I did not plan them out. I had a general concept of the plot, but as the story progressed, I kept asking myself, “How could this go wrong?” There’s an old writer’s adage — If it’s bad for the hero, it’s good for the story. So when an opportunity arose, I threw Eric a curveball.
Many have compared your work to that of Dan Brown, Michael Crichton and Wilbur Smith. Who are your favorite authors?
Oh, boy. Big question. In fiction, I’m prone to thrillers, especially the earlier stories by Daniel Silva, Nelson DeMille, Steig Larsson, and Michael Crichton. Also the Kenzie-Gennaro stories by Dennis Lehane and the “Nile” stories by Wilbur Smith.
One thing I especially liked about Crichton was his talent for making science interesting to the public (as did Carl Sagan, whom I met). As a scientist by training, I strive to do the same thing by painlessly incorporating some aspect of science in each of my novels. In Aphrodesia, it’s a bit of chemistry. In Papyrus, it’s geology and remote sensing. In Tepui, it’s botany. These days it is almost the kiss of death to say you’re trying to “educate” readers. But in my own small way, I do try to make some aspect of science interesting to readers.
You have lived in many countries. How, would you say, has your experience influenced your outlook on life and inspired your books?
I feel very fortunate to have lived in six countries outside the US and to have worked in at least thirty others. Besides helping to make me a tolerant individual, these experiences ignited my passion for foreign lands and helped to fuel my writing with colorful characters, exotic settings, and cultural contrasts.
Your bio says that your dog, Elfie, should have been named Nitro - why? Did Elfie inspire you to include Daisy, the bloodhound, in the book?
Daisy was inspired by the bloodhound I watched working at the county fair in California. Elfie is our third Old English Sheepdog, first female. She’s nearly seven years old now and has finally settled down (sort of). Compared to the males who preceded her, she’s much more hard-headed. I do believe she is also the most intelligent. But Nitro — or Rhino — still applies.

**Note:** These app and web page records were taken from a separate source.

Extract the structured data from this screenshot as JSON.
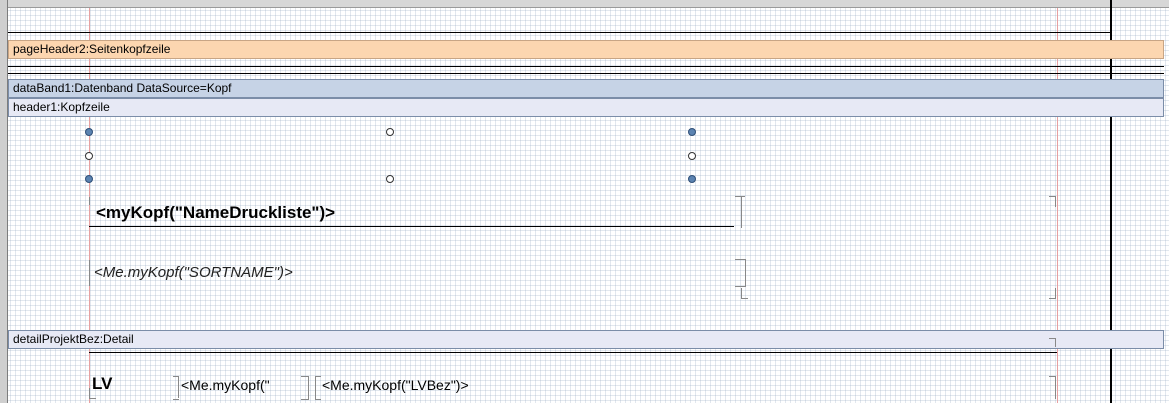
{
  "bands": {
    "page_header": "pageHeader2:Seitenkopfzeile",
    "data_band": "dataBand1:Datenband DataSource=Kopf",
    "header": "header1:Kopfzeile",
    "detail": "detailProjektBez:Detail"
  },
  "fields": {
    "name_druckliste": "<myKopf(\"NameDruckliste\")>",
    "sortname": "<Me.myKopf(\"SORTNAME\")>",
    "lv_label": "LV",
    "lv_kopf": "<Me.myKopf(\"",
    "lv_bez": "<Me.myKopf(\"LVBez\")>"
  },
  "colors": {
    "page_header_band": "#fcd6b0",
    "data_band": "#c6d3e6",
    "header_band": "#e7e9f5",
    "selection_handle": "#5b83b1"
  }
}
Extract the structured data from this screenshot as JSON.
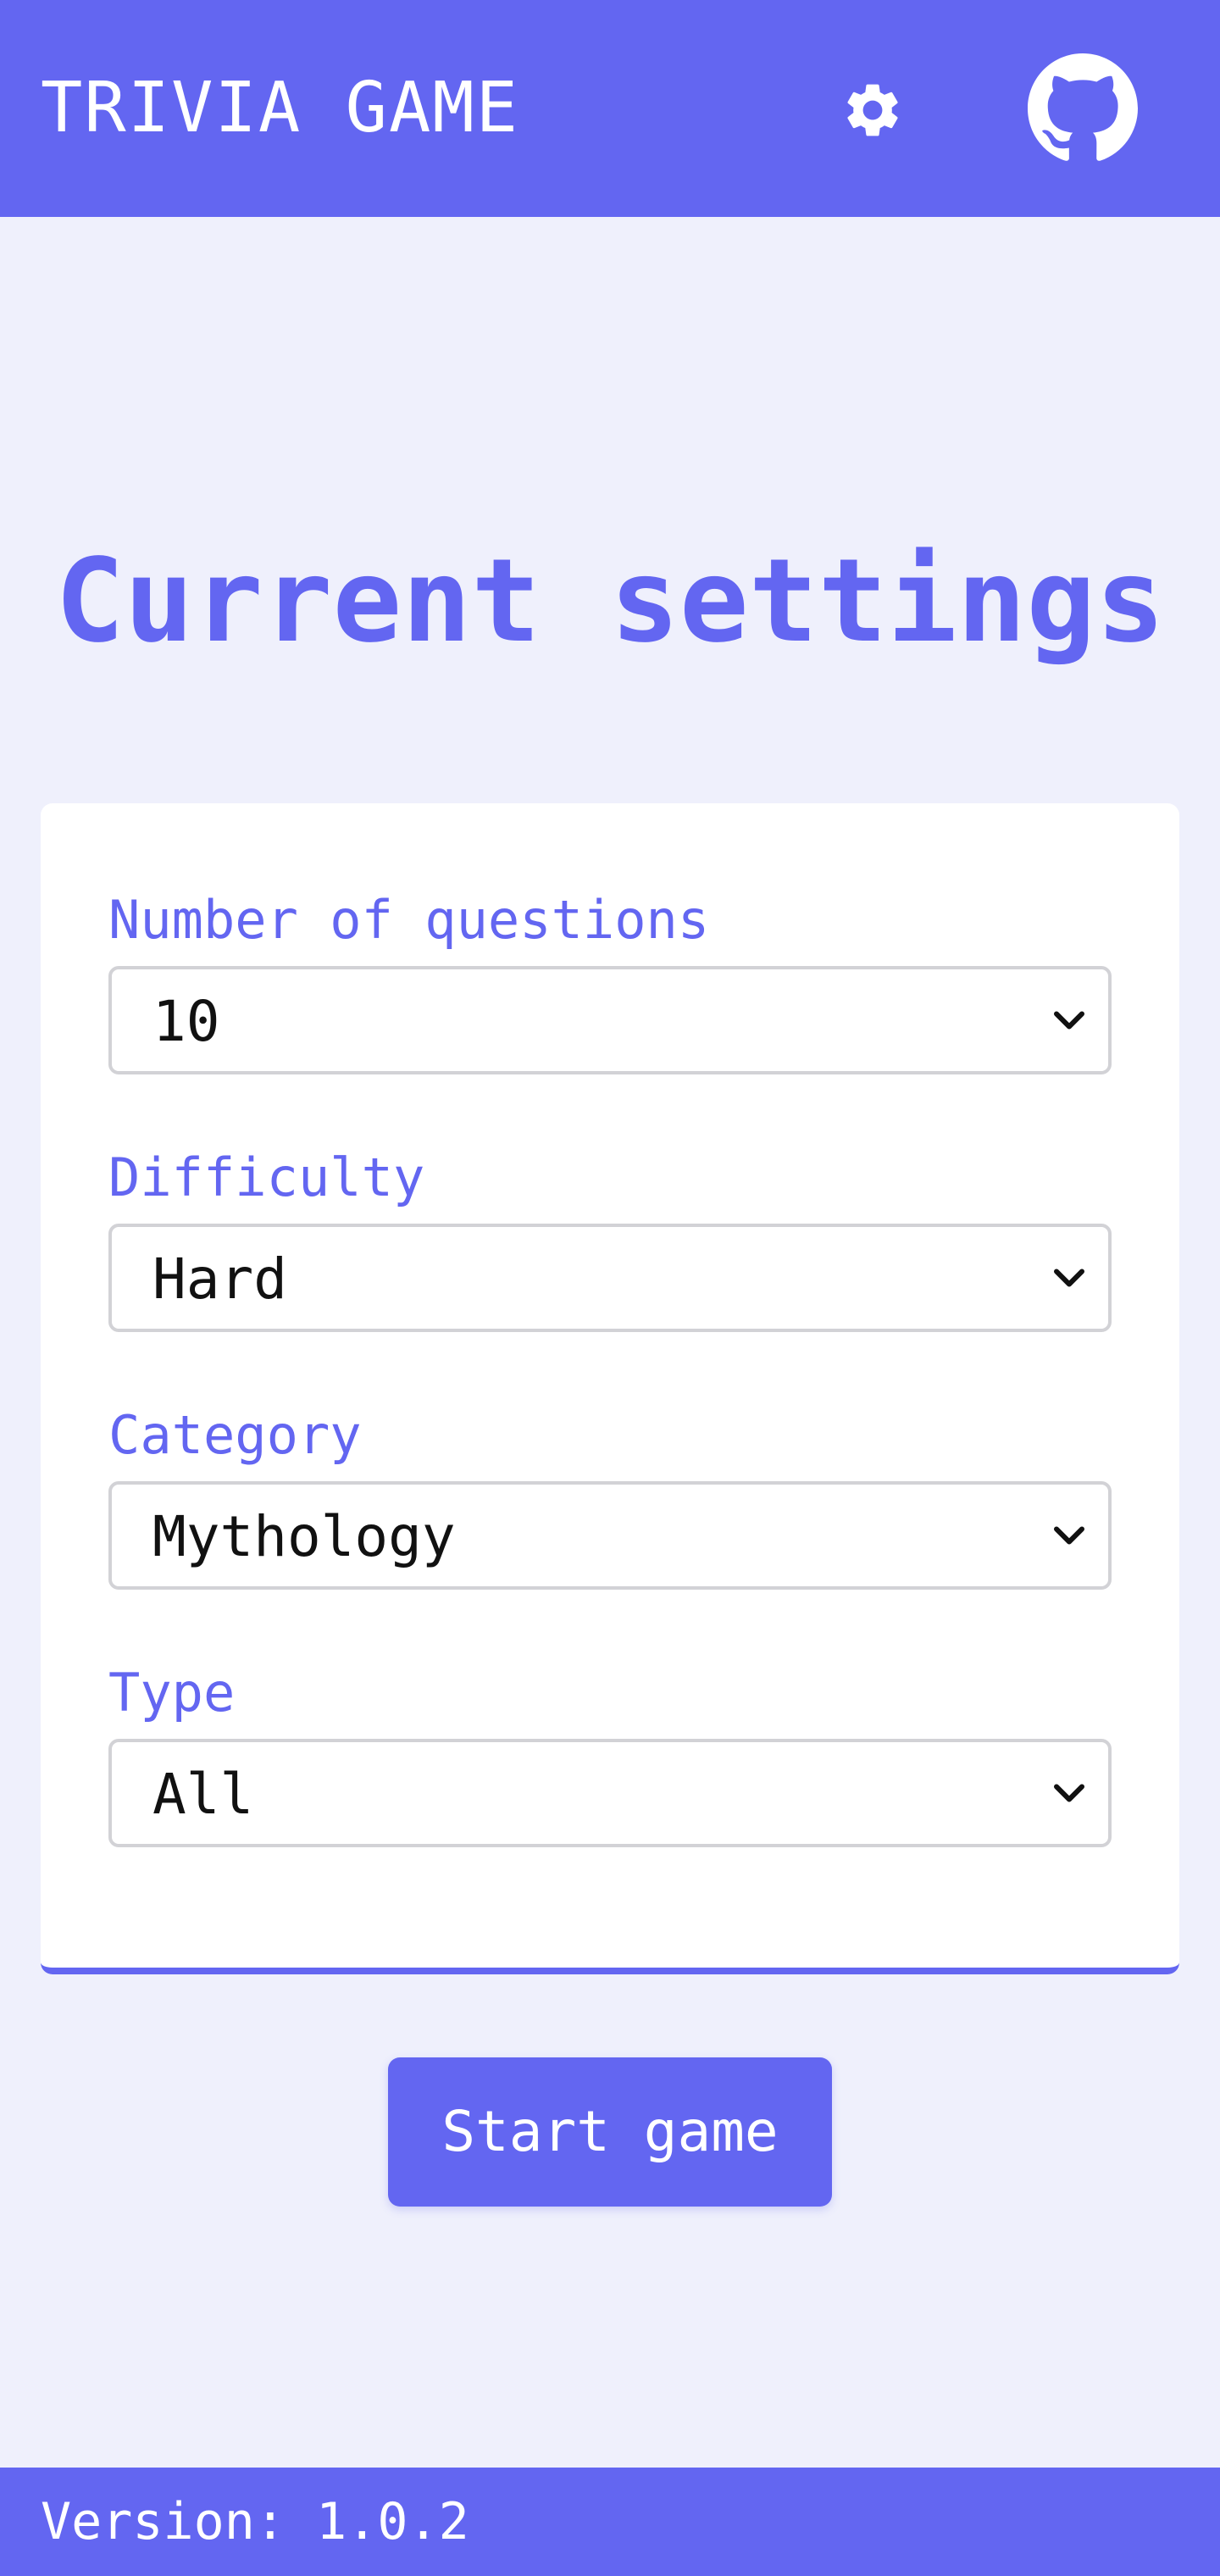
{
  "header": {
    "title": "TRIVIA GAME",
    "settings_icon": "gear-icon",
    "github_icon": "github-icon"
  },
  "main": {
    "title": "Current settings",
    "fields": [
      {
        "label": "Number of questions",
        "value": "10"
      },
      {
        "label": "Difficulty",
        "value": "Hard"
      },
      {
        "label": "Category",
        "value": "Mythology"
      },
      {
        "label": "Type",
        "value": "All"
      }
    ],
    "start_label": "Start game"
  },
  "footer": {
    "version": "Version: 1.0.2"
  },
  "colors": {
    "accent": "#6366f1",
    "background": "#eff0fc",
    "card": "#ffffff"
  }
}
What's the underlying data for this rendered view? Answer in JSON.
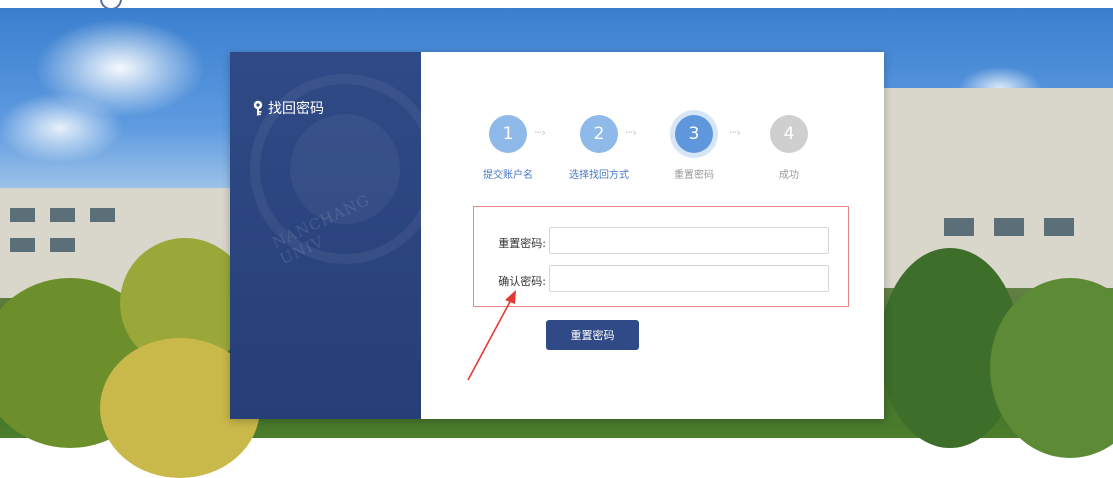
{
  "colors": {
    "brand_blue": "#2f4a86",
    "step_done": "#8fb9e8",
    "step_current": "#5e97db",
    "step_todo": "#cfcfcf",
    "step_label_active": "#4a78c2",
    "step_label_inactive": "#9a9a9a",
    "highlight_border": "#e98a8a",
    "annotation_arrow": "#e53935"
  },
  "panel": {
    "title": "找回密码",
    "icon": "key-icon",
    "seal_text": "NANCHANG UNIV"
  },
  "steps": [
    {
      "number": "1",
      "label": "提交账户名",
      "state": "done"
    },
    {
      "number": "2",
      "label": "选择找回方式",
      "state": "done"
    },
    {
      "number": "3",
      "label": "重置密码",
      "state": "current"
    },
    {
      "number": "4",
      "label": "成功",
      "state": "todo"
    }
  ],
  "form": {
    "new_password_label": "重置密码:",
    "new_password_value": "",
    "confirm_password_label": "确认密码:",
    "confirm_password_value": "",
    "submit_label": "重置密码"
  }
}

While Elfie did not inspire Daisy, her immediate predecessor, Lucky, did inspire Bentley in my novel Tepui. Old English Sheepdogs are mercilessly cute — “babe magnets,” if you’re a guy looking for girls. And that’s one of the roles Bentley plays for the burn-scarred hero of Tepui.
Incidentally, Elfie has her own Facebook page and more than 350 “friends.”
Aphrodesia is a very thought provoking book. What would you want readers to take away from this book?
Beyond a riveting story (I hope) the power of scent and an appreciation of all the smells that influence us daily, from laundry softener to fine perfumes.
A recent reviewer wrote, “Never thinking I'd enjoy a book about PERFUME making, I was stunned. Interesting, provocative, fast-paced, romantic.” This captures what I hope readers will take away.
What was the most challenging part of creating Aphrodesia?
For me, plot is always the most challenging. Many authors think that’s the easiest part. And I admit I always remember characters more than plot. But I still want a plot with twists and turns, and creating that always occupies a huge amount of my time.
What are you working on right now?
I’m working on a story about an ancient book that could alter our perception of fundamental religious “truths.” Yeah, I know, it sounds like Dan Brown. But I’m striving to make it different.
Where can readers discover more of your work or interact with you?
The best place is my website: http://johnoehler.com
There you’ll find downloadable excerpts of all my novels, plus Behind-the-Scenes accounts of how I came up with the stories and some information about me, including a contact address.
In addition, Aphrodesia has a Facebook page: https://www.facebook.com/AphrodesiaANovelOfSuspense/
If you scroll down, you’ll find lots of photos of the places that figure in the story.
And there’s my author page on Amazon: http://www.amazon.com/John-Oehler/e/B00A6UZQ0I/ref=dp_byline_cont_book_1